**RECORD EXCERPTS**
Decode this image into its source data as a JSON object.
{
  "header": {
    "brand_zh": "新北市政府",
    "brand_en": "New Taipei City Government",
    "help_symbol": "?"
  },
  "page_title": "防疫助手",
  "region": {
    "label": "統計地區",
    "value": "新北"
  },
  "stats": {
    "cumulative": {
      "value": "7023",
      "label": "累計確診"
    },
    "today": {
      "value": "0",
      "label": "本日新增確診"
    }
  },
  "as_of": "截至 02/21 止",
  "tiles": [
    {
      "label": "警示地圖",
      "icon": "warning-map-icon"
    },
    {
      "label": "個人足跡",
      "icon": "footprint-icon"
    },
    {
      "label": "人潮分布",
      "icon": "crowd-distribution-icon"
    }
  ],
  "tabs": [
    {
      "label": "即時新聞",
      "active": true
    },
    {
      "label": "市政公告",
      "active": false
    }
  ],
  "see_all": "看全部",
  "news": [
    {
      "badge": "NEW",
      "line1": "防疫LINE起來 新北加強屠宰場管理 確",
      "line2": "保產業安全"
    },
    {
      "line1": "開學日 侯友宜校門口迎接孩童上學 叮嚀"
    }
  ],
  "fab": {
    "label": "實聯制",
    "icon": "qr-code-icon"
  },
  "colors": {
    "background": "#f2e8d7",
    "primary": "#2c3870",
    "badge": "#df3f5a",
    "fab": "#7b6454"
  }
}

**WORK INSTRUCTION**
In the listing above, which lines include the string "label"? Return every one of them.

**YOUR SOLUTION**
    "label": "統計地區",
      "label": "累計確診"
      "label": "本日新增確診"
      "label": "警示地圖",
      "label": "個人足跡",
      "label": "人潮分布",
      "label": "即時新聞",
      "label": "市政公告",
    "label": "實聯制",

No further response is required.